Data items:

§

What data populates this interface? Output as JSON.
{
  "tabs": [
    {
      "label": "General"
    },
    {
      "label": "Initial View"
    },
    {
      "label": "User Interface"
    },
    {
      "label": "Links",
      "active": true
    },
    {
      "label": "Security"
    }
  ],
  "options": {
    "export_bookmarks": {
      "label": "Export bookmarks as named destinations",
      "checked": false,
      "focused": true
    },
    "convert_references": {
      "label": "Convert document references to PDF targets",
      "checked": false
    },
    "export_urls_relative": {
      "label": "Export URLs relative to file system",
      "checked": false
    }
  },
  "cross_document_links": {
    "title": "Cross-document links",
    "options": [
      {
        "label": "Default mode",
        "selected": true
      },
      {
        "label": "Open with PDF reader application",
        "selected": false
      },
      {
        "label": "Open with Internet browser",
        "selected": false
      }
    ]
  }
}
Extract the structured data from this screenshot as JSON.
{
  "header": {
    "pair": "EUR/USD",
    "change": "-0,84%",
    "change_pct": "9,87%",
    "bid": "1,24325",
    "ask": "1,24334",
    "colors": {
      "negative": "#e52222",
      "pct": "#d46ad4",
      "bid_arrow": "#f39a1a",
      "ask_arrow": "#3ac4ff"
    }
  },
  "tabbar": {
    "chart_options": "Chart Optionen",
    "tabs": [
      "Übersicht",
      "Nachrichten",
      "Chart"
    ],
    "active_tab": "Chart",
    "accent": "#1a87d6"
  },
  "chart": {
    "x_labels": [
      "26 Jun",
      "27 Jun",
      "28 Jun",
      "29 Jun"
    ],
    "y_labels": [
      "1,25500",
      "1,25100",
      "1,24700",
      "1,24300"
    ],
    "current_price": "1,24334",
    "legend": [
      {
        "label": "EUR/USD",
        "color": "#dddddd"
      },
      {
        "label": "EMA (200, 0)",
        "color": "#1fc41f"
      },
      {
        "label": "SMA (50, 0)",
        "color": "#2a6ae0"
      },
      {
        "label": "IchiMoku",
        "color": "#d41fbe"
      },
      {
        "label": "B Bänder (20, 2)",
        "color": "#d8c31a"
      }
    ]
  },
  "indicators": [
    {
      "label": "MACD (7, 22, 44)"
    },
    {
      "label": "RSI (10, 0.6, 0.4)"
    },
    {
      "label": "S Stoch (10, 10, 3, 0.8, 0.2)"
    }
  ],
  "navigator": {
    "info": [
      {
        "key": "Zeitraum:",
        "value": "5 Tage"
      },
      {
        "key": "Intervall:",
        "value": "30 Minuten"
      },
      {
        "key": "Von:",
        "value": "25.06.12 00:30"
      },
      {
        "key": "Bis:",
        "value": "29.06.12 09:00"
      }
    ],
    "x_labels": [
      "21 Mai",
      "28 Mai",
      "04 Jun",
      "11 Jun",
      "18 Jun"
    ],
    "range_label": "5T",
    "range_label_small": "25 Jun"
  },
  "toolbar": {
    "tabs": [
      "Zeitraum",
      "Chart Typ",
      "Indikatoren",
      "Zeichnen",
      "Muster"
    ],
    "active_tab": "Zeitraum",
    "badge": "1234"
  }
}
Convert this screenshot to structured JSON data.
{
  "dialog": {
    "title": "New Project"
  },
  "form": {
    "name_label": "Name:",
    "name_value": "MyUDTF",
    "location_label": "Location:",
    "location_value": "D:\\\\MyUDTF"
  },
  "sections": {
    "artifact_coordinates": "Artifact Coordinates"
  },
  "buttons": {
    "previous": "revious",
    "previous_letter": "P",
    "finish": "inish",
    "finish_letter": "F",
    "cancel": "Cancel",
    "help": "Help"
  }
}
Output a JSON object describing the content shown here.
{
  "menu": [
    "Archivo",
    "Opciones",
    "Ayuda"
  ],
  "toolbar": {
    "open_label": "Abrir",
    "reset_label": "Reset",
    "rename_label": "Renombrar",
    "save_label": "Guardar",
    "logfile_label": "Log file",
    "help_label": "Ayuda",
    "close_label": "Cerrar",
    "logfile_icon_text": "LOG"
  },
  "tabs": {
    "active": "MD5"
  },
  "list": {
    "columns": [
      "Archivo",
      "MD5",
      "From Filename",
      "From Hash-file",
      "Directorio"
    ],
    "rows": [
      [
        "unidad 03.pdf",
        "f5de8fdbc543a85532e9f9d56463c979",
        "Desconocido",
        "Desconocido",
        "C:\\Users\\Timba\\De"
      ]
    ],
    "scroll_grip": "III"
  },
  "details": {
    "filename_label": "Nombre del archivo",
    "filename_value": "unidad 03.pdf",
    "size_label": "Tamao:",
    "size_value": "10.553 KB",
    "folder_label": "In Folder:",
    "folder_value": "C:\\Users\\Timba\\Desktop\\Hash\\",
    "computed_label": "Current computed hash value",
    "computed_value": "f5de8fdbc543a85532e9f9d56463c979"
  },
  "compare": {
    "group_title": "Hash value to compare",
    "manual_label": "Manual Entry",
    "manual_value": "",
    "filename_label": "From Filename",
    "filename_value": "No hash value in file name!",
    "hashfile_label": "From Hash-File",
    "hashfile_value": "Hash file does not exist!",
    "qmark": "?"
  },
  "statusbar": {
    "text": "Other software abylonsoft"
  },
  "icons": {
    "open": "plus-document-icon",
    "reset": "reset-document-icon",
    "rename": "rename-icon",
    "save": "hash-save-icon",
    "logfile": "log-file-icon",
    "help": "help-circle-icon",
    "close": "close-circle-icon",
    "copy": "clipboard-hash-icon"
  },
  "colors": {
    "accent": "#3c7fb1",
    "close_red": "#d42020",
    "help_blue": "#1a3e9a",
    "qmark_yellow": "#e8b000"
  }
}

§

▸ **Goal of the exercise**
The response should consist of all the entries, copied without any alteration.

▸ **Written reply**
What data populates this interface? Output as JSON.
{
  "tabs": [
    {
      "label": "General"
    },
    {
      "label": "Initial View"
    },
    {
      "label": "User Interface"
    },
    {
      "label": "Links",
      "active": true
    },
    {
      "label": "Security"
    }
  ],
  "options": {
    "export_bookmarks": {
      "label": "Export bookmarks as named destinations",
      "checked": false,
      "focused": true
    },
    "convert_references": {
      "label": "Convert document references to PDF targets",
      "checked": false
    },
    "export_urls_relative": {
      "label": "Export URLs relative to file system",
      "checked": false
    }
  },
  "cross_document_links": {
    "title": "Cross-document links",
    "options": [
      {
        "label": "Default mode",
        "selected": true
      },
      {
        "label": "Open with PDF reader application",
        "selected": false
      },
      {
        "label": "Open with Internet browser",
        "selected": false
      }
    ]
  }
}
Extract the structured data from this screenshot as JSON.
{
  "header": {
    "pair": "EUR/USD",
    "change": "-0,84%",
    "change_pct": "9,87%",
    "bid": "1,24325",
    "ask": "1,24334",
    "colors": {
      "negative": "#e52222",
      "pct": "#d46ad4",
      "bid_arrow": "#f39a1a",
      "ask_arrow": "#3ac4ff"
    }
  },
  "tabbar": {
    "chart_options": "Chart Optionen",
    "tabs": [
      "Übersicht",
      "Nachrichten",
      "Chart"
    ],
    "active_tab": "Chart",
    "accent": "#1a87d6"
  },
  "chart": {
    "x_labels": [
      "26 Jun",
      "27 Jun",
      "28 Jun",
      "29 Jun"
    ],
    "y_labels": [
      "1,25500",
      "1,25100",
      "1,24700",
      "1,24300"
    ],
    "current_price": "1,24334",
    "legend": [
      {
        "label": "EUR/USD",
        "color": "#dddddd"
      },
      {
        "label": "EMA (200, 0)",
        "color": "#1fc41f"
      },
      {
        "label": "SMA (50, 0)",
        "color": "#2a6ae0"
      },
      {
        "label": "IchiMoku",
        "color": "#d41fbe"
      },
      {
        "label": "B Bänder (20, 2)",
        "color": "#d8c31a"
      }
    ]
  },
  "indicators": [
    {
      "label": "MACD (7, 22, 44)"
    },
    {
      "label": "RSI (10, 0.6, 0.4)"
    },
    {
      "label": "S Stoch (10, 10, 3, 0.8, 0.2)"
    }
  ],
  "navigator": {
    "info": [
      {
        "key": "Zeitraum:",
        "value": "5 Tage"
      },
      {
        "key": "Intervall:",
        "value": "30 Minuten"
      },
      {
        "key": "Von:",
        "value": "25.06.12 00:30"
      },
      {
        "key": "Bis:",
        "value": "29.06.12 09:00"
      }
    ],
    "x_labels": [
      "21 Mai",
      "28 Mai",
      "04 Jun",
      "11 Jun",
      "18 Jun"
    ],
    "range_label": "5T",
    "range_label_small": "25 Jun"
  },
  "toolbar": {
    "tabs": [
      "Zeitraum",
      "Chart Typ",
      "Indikatoren",
      "Zeichnen",
      "Muster"
    ],
    "active_tab": "Zeitraum",
    "badge": "1234"
  }
}
Convert this screenshot to structured JSON data.
{
  "dialog": {
    "title": "New Project"
  },
  "form": {
    "name_label": "Name:",
    "name_value": "MyUDTF",
    "location_label": "Location:",
    "location_value": "D:\\\\MyUDTF"
  },
  "sections": {
    "artifact_coordinates": "Artifact Coordinates"
  },
  "buttons": {
    "previous": "revious",
    "previous_letter": "P",
    "finish": "inish",
    "finish_letter": "F",
    "cancel": "Cancel",
    "help": "Help"
  }
}
Output a JSON object describing the content shown here.
{
  "menu": [
    "Archivo",
    "Opciones",
    "Ayuda"
  ],
  "toolbar": {
    "open_label": "Abrir",
    "reset_label": "Reset",
    "rename_label": "Renombrar",
    "save_label": "Guardar",
    "logfile_label": "Log file",
    "help_label": "Ayuda",
    "close_label": "Cerrar",
    "logfile_icon_text": "LOG"
  },
  "tabs": {
    "active": "MD5"
  },
  "list": {
    "columns": [
      "Archivo",
      "MD5",
      "From Filename",
      "From Hash-file",
      "Directorio"
    ],
    "rows": [
      [
        "unidad 03.pdf",
        "f5de8fdbc543a85532e9f9d56463c979",
        "Desconocido",
        "Desconocido",
        "C:\\Users\\Timba\\De"
      ]
    ],
    "scroll_grip": "III"
  },
  "details": {
    "filename_label": "Nombre del archivo",
    "filename_value": "unidad 03.pdf",
    "size_label": "Tamao:",
    "size_value": "10.553 KB",
    "folder_label": "In Folder:",
    "folder_value": "C:\\Users\\Timba\\Desktop\\Hash\\",
    "computed_label": "Current computed hash value",
    "computed_value": "f5de8fdbc543a85532e9f9d56463c979"
  },
  "compare": {
    "group_title": "Hash value to compare",
    "manual_label": "Manual Entry",
    "manual_value": "",
    "filename_label": "From Filename",
    "filename_value": "No hash value in file name!",
    "hashfile_label": "From Hash-File",
    "hashfile_value": "Hash file does not exist!",
    "qmark": "?"
  },
  "statusbar": {
    "text": "Other software abylonsoft"
  },
  "icons": {
    "open": "plus-document-icon",
    "reset": "reset-document-icon",
    "rename": "rename-icon",
    "save": "hash-save-icon",
    "logfile": "log-file-icon",
    "help": "help-circle-icon",
    "close": "close-circle-icon",
    "copy": "clipboard-hash-icon"
  },
  "colors": {
    "accent": "#3c7fb1",
    "close_red": "#d42020",
    "help_blue": "#1a3e9a",
    "qmark_yellow": "#e8b000"
  }
}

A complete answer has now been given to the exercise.